The so-called "newsmakers" who appear are looking for exposure, as if being an elected official or a high appointee in government, they do not get enough. Each of these officials has a staff devoted to getting their person heard. It takes very little, if any pressure, to book a Sunday morning guest. If the guest is in the news, more than one show will book the person. Sometimes in an effort to accommodate the guest's availability because of his or her popularity, they arrange to tape the interview before the show airs. The audience does not know this but watch for a telltale notice on some part of the screen that says "Taped Earlier." Of course, controversial figures are difficult to book because they usually have something to hide. It makes no sense to expose oneself in front of millions of people if the result is grief.

Note, too, the "newsmaker" makes news when he or she decides. Guests who agree to appear rarely slip up, loose their cool, or trip up and say anything that will get them into trouble. They know too well that other media are watching carefully for anything said out of character, anything that has some nuanced change in position that will immediately hit the wires, television, and, assuredly, the maw of the Internet. Newspapers and Web sites as well as bloggers will often pick up the story and run with it.

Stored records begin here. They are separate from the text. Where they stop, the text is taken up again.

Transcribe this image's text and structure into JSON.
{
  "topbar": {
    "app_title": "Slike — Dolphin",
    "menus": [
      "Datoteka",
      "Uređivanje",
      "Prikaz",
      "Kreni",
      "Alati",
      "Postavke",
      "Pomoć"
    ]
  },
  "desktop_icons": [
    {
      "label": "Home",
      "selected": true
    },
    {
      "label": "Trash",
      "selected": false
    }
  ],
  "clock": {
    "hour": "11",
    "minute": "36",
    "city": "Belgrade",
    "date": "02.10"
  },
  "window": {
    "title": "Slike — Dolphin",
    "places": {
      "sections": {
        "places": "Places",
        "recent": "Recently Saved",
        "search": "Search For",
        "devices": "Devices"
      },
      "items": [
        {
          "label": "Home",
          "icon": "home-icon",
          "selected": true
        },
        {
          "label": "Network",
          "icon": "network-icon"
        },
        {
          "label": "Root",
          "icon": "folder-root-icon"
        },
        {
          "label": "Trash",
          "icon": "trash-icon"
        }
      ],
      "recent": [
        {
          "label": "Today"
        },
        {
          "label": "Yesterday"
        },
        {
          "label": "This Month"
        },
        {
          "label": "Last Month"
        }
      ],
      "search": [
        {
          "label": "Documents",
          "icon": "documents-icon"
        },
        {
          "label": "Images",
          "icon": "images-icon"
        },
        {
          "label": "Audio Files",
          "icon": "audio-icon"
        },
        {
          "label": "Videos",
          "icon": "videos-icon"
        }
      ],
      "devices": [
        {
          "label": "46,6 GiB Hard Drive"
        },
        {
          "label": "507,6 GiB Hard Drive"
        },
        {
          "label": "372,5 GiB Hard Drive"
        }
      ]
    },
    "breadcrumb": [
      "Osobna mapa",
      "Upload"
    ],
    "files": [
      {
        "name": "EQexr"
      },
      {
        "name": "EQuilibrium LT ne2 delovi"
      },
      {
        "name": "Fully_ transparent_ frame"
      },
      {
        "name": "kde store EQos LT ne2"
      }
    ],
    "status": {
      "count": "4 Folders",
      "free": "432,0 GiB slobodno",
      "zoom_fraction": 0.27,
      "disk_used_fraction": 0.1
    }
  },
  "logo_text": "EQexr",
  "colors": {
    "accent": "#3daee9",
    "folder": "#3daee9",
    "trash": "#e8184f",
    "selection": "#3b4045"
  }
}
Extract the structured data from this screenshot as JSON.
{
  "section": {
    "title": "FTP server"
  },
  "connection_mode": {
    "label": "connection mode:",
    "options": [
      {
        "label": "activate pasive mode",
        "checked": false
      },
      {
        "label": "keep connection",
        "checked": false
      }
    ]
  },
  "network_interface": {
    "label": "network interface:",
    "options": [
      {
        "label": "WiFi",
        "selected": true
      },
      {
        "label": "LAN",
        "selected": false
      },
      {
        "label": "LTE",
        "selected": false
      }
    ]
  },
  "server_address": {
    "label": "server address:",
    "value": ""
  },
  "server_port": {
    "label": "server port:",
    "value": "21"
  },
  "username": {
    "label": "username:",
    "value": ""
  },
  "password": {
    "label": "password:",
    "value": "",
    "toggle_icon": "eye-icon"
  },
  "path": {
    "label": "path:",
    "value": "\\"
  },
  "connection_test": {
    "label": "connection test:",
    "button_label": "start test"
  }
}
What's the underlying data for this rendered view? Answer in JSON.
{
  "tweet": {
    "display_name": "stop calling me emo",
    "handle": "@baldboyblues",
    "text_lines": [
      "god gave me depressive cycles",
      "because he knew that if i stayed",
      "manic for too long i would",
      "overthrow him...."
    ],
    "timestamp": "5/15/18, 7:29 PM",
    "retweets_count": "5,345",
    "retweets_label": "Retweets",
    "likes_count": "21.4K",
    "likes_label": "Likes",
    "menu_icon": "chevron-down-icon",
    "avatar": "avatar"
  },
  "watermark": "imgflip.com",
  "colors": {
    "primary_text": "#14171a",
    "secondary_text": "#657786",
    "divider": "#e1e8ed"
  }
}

Despite their publicly stated high purpose, these shows have a simpler purpose. Publicity. A rather self-serving endeavor. But something that has existed since the start of TV. "Newsmakers," even if they do not make news, which they usually do not, often live for a line or two in a newspaper story the following Monday morning, or, if lucky, a clip on the late Sunday night local news. Occasionally the guests do make news, and when they do, gold stars follow. That's show business, as the saying goes, and the way of the world of TV news. It is part of the culture of news and will never change, particularly today with competition in the media so intense.

I have no solution how to change anything on Sunday morning. Hosts and producers should be gentle, but firm. If an interviewer insults the guest with tough questions, more power to the program. If that guest does not want to return so quickly, we should not bemoan the loss. It is time the gloves came off and the Sunday morning talk shows became more than a showcase for good grooming.

It is sad to think people believe they will get more from a talking head on TV Sunday morning than by reading a thoughtful piece in their newspaper or in a magazine. This is the success of Sunday morning. It is nothing new. Always was in the past; always will be in the future.

© Ron Steinman

Ron Steinman, a regular contributor to The Digital Journalist, is an award-winning producer of television news and documentaries. He was NBC's bureau chief in Saigon during the Vietnam War. He is also an author and freelance documentarian through his company, Douglas/Steinman Productions. Buy Ron Steinman's book: Inside Television's First War.